Air Canada executives made use of the Gogo inflight connectivity service on one of its two Gogo-equipped Airbus A319s to finally announce to the world that it plans to roll out the air-to-ground (ATG)-supported system across its North American fleet starting in May.
The deal represents a major win for Gogo in Canada, after it lost the bid to provide Canadian low-cost carrier WestJet with connectivity; WestJet chose the Panasonic Avionics eXConnect service instead. It also comes after much deliberation from Air Canada, which has flown its two Gogo-equipped A319s for years.
Subject to a final agreement with Gogo, Air Canada says it also expects to test Gogo’s satellite solutions for Wi-Fi on international flights. The carrier wants to trial both Gogo’s novel new 2Ku global connectivity offering as well as Inmarsat’s Global Xpress Ka-band service (of which Gogo is a service distributor) beginning in 2015. The results will help determine future connectivity options that can be considered as the technology continues to evolve.
“In today’s connected world, our customers want to access email, mobile device applications and the internet wherever they are, both to increase their work productivity and expand their leisure options,” says Air Canada executive VP and chief commercial officer Benjamin Smith.
Air Canada’s fleet of Airbus A319, A320 and A321 and Embraer 190 fleet types – as well as its Air Canada Express CRJ-705 and Embraer 175 aircraft – will be equipped with ATG. The installations are to begin in May with the goal of equipping 29 aircraft in 2014 and a targeted completion date of December 2015 for the designated 130 narrow-body aircraft.

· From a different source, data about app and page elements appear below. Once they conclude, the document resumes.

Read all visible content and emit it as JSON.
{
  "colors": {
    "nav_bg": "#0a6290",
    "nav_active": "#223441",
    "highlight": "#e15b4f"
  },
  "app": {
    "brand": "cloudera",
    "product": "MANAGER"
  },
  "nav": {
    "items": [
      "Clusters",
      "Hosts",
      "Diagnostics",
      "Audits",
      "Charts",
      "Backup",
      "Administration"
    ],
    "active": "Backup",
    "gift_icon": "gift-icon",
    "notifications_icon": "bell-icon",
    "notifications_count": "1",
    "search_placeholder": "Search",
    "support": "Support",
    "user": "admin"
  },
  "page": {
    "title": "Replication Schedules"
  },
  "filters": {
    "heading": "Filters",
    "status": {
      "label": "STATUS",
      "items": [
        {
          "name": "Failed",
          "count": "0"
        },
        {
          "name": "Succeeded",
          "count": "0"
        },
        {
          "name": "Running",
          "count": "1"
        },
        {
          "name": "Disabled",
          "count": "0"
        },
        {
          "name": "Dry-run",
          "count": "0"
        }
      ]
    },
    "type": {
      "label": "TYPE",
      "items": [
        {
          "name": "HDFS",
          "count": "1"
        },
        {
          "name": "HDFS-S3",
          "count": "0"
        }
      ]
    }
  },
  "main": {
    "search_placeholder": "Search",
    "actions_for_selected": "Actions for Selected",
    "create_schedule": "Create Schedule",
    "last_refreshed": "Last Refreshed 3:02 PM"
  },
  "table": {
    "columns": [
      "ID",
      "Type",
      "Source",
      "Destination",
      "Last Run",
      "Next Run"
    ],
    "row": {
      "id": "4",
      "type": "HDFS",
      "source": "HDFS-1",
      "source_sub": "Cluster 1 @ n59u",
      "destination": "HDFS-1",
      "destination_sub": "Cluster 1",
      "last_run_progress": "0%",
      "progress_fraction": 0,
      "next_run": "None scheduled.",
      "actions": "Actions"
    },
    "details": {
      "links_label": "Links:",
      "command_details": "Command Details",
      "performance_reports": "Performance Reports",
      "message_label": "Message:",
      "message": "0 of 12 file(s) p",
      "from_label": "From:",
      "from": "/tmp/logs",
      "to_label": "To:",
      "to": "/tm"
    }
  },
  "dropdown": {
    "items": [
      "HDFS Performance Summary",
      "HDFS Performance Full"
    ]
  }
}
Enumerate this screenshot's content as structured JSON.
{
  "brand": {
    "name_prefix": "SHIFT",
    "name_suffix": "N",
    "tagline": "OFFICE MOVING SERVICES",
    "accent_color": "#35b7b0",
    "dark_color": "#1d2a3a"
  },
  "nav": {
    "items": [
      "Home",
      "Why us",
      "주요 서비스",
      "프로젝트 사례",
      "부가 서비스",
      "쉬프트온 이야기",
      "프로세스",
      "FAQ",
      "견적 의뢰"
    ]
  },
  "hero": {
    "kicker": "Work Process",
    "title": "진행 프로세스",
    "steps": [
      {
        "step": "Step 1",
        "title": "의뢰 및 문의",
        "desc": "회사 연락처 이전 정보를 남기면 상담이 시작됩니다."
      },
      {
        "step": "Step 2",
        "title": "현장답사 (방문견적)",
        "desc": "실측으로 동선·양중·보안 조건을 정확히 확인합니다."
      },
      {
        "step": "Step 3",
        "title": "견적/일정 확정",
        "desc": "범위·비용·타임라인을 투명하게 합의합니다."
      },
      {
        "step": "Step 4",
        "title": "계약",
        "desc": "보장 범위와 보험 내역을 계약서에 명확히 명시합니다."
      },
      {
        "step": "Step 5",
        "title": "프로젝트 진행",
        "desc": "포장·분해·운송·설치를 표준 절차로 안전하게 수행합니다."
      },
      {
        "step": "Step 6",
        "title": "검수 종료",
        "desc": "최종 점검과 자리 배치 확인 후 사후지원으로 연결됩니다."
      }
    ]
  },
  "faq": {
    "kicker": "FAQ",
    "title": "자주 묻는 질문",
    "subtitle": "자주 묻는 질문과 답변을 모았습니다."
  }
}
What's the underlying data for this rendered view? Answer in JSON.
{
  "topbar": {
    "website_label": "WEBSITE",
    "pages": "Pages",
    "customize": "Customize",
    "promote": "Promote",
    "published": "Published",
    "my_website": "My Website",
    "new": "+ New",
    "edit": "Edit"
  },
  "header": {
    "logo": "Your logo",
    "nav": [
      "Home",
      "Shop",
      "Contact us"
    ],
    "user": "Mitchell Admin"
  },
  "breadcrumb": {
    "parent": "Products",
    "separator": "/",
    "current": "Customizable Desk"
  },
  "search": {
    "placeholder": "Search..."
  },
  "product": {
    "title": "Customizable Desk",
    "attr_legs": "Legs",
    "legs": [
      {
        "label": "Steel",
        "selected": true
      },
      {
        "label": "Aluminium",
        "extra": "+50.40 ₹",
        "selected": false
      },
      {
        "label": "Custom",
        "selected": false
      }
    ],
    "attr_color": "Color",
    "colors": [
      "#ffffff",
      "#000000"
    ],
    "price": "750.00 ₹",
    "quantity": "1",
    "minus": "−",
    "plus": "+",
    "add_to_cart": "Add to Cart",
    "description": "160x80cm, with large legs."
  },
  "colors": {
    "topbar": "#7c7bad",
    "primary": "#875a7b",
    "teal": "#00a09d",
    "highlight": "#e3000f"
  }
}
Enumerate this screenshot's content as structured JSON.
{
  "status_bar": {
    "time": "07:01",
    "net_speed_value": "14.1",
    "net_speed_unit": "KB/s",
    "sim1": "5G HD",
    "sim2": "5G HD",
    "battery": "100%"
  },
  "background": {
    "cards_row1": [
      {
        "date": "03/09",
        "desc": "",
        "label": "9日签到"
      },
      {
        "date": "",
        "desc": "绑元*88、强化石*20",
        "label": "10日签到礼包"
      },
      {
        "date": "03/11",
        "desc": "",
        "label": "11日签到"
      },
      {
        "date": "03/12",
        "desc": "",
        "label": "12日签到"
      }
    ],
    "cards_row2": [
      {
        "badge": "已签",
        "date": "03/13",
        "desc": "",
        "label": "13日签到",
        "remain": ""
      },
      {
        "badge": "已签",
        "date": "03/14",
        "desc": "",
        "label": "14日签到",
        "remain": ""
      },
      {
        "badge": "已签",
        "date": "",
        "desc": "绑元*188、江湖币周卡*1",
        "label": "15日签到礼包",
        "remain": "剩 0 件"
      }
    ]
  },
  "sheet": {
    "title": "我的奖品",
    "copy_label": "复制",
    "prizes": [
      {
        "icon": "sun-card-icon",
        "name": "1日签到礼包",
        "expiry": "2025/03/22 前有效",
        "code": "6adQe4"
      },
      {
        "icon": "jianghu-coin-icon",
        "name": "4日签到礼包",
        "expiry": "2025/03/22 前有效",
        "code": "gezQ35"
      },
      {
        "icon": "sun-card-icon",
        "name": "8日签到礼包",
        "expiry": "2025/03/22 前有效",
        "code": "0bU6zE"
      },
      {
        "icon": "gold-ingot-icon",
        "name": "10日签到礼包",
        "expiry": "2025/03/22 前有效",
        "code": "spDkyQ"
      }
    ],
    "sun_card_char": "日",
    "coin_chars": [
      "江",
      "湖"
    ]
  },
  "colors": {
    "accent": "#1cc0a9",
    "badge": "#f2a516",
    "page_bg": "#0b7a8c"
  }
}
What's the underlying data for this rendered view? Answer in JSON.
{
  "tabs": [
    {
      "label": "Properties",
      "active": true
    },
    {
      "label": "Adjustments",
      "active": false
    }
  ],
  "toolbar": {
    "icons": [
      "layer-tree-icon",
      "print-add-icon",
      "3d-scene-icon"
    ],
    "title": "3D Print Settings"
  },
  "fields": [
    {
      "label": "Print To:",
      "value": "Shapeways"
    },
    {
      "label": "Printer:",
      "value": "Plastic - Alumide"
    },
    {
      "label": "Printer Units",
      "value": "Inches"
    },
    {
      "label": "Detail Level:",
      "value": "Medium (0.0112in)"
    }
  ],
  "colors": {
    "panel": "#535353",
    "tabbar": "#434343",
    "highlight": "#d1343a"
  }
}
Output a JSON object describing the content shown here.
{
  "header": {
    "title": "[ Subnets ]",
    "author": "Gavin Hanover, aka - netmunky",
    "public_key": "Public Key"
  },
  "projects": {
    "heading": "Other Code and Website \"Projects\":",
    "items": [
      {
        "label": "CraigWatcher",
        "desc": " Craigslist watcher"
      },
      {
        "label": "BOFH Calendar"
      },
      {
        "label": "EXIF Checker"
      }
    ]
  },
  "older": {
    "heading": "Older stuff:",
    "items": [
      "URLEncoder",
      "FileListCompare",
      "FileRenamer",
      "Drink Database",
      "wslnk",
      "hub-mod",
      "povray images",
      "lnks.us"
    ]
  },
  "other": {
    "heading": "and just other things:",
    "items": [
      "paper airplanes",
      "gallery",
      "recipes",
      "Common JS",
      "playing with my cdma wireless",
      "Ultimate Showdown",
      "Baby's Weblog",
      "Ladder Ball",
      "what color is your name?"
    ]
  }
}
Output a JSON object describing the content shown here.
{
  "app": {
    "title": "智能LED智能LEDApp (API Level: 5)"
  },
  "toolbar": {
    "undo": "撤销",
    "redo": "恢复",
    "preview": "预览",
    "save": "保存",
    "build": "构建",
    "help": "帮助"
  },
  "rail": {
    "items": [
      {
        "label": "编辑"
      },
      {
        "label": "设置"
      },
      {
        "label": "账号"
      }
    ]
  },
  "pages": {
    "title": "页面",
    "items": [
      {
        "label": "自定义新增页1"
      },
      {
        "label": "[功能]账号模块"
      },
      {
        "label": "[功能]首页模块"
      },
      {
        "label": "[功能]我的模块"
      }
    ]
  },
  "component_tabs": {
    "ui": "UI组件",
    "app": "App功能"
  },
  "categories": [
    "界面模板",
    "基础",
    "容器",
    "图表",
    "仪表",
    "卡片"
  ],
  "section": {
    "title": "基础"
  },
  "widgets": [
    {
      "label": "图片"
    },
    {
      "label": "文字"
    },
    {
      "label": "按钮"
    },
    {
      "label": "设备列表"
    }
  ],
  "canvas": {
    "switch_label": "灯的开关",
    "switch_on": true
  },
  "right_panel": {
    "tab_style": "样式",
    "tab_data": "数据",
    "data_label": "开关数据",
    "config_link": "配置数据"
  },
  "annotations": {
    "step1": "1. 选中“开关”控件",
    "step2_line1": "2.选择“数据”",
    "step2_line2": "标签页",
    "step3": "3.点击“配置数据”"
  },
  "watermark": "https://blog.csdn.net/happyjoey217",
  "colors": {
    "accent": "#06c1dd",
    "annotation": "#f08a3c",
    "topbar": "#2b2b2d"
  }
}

Air Canada has not announced pricing, but says it will “be competitive with other in-flight Wi-Fi connectivity offerings”.